Whether or not you are a serious billiards player or a beginner who’s trying to work on your game, pool cue sticks are one of those things that have personal appeal, individual to the player. If all you do is read about the billiards cue stick, it’s very difficult to surmise whether it would be a good one for you or not. I mean, how do you sift through all the adjectives of the written descriptions of cue sticks? Terms like unforgiving, well balanced, harsh or soft can leave you confused as to how that really translates to the feel of the cue stick in your hand and its performance. Of course, there are things that can be accurately described with the written description, like the height, weight, length or squirt. But as your game progresses and you get better, you will find yourself having your own unique set of preferences and they will most likely change over time.
Most of us will just use the cue sticks the billiards hall provides in the beginning, but if you really want to take your game to the next level, be prepared to purchase a cue stick of your own. It’s important to try out several varieties of cue sticks so you can get an idea of what feels comfortable to you. Things like the tip’s diameter, the weight and length. Try to determine these things ahead of time before buying your own billiards cue stick.
Here are a few tips on buying the right cue stick for billiards when the time comes for you.

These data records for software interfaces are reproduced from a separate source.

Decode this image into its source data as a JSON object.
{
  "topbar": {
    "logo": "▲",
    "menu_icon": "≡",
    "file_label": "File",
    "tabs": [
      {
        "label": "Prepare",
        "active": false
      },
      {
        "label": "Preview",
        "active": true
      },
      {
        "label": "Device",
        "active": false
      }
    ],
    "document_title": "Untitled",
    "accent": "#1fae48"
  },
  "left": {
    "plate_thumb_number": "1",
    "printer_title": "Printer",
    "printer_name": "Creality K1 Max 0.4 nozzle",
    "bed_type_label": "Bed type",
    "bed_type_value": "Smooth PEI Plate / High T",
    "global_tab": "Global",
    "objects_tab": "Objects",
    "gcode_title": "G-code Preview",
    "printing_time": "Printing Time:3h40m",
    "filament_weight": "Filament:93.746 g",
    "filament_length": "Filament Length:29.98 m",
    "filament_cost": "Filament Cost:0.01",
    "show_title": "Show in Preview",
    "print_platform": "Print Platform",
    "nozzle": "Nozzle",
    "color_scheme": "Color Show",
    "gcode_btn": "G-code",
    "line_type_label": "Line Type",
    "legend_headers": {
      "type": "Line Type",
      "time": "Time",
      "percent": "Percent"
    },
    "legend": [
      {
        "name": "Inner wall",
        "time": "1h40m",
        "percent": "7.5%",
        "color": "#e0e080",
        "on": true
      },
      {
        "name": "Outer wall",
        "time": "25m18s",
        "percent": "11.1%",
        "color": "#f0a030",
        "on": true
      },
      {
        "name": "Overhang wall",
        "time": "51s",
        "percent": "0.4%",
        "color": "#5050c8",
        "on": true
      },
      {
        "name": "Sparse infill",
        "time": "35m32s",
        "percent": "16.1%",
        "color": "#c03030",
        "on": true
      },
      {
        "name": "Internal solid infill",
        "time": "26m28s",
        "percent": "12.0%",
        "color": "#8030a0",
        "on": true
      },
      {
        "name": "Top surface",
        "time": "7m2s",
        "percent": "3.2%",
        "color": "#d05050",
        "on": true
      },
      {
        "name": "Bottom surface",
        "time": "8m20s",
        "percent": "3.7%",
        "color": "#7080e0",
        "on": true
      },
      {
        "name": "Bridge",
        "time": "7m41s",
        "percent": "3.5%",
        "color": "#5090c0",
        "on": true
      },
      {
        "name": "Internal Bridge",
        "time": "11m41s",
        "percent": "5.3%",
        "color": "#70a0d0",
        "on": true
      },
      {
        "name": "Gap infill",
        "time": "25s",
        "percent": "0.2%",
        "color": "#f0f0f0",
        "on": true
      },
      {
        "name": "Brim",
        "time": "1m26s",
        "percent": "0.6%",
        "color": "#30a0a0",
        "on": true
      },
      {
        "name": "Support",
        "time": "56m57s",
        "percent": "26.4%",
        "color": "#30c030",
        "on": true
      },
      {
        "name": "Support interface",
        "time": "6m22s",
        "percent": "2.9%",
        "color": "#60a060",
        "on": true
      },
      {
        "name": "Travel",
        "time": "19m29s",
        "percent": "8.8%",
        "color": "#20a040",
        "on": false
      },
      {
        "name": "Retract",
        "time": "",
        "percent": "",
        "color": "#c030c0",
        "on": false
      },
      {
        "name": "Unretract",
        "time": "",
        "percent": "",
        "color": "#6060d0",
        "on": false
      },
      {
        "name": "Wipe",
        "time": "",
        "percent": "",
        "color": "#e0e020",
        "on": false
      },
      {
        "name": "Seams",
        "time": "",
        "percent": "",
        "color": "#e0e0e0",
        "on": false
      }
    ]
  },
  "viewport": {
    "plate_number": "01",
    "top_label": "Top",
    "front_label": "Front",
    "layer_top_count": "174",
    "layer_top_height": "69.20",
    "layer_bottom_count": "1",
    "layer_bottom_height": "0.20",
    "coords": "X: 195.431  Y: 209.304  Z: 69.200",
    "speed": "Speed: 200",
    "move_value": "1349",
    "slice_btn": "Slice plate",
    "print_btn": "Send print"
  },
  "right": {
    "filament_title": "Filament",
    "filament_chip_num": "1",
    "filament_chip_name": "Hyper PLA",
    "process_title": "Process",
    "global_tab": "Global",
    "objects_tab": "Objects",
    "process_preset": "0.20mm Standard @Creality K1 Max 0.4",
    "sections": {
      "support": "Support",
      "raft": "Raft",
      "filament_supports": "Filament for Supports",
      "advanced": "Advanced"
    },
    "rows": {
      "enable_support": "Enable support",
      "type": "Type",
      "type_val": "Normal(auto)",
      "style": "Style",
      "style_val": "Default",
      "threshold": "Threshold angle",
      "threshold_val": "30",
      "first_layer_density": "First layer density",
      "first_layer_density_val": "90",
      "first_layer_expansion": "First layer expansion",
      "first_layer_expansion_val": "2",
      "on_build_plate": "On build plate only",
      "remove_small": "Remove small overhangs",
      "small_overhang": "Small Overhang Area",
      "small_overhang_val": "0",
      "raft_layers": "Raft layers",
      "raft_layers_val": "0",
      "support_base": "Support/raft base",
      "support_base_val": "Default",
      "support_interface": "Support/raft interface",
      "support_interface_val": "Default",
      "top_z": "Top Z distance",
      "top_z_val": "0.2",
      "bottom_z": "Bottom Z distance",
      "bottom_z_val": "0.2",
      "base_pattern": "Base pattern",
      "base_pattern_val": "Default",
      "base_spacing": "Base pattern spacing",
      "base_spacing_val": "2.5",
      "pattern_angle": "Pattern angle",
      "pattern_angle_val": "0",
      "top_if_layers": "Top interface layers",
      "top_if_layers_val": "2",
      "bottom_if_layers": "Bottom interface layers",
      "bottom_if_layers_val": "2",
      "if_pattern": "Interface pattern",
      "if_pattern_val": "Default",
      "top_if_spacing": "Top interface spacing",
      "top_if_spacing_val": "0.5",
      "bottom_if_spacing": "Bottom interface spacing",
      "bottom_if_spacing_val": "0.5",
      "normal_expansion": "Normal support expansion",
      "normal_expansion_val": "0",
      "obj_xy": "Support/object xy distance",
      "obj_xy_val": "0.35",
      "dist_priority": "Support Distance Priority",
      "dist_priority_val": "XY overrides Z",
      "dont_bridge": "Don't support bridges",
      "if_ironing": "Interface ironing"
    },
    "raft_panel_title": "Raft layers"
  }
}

First of all, as silly as it sounds, make sure you don’t have a crooked cue stick. This can happen in mass production sometimes and the easiest way to tell is to roll the cue stick across a flat surface and it will be immediately apparent whether or not the stick is crooked. Secondly, check the weight of your cue stick. They should have a typical weight of 18-21 oz. Figure out the weight that works best for you and stay with it. Third, the length of your arms should determine the length of your stick. If you have long arms, your stick will also need to be longer than average. Production cues usually start around 57 inches.
For around $30 you can add some custom touches to your stick, like a two-part cue, for instance. You can take this even farther by adding decorations and leather grips, etc. Just remember that if your stick runs more than $100, you’re probably paying more for décor and brand, rather than quality. If a billiards cue stick has more than 2 parts to it, ignore that one and move on. The actual cue is less important than the tip, so don’t choose tips that screw on or is brightly painted with a “Made in Taiwan” label on it. A great line, however, is the Adam line which is made in Japan. Put great emphasis on good tips because that will be where the greatest return of your money is. Test out several billiards cue sticks and resist the temptation to buy just what catches your eye. This will be an extension of you and your game, so take your time and make the most comfortable choice possible to match your playing style. Here’s to years of great billiards!
Elko Spas, Billiards and Pools has a great selection of billiards supplies from cue sticks to balls to full tables. Stop by our show room on 17th avenue to see our large supply.
Elko Spas Billiards & Pools
4718 Northgate Blvd
Myrtle Beach, SC 29588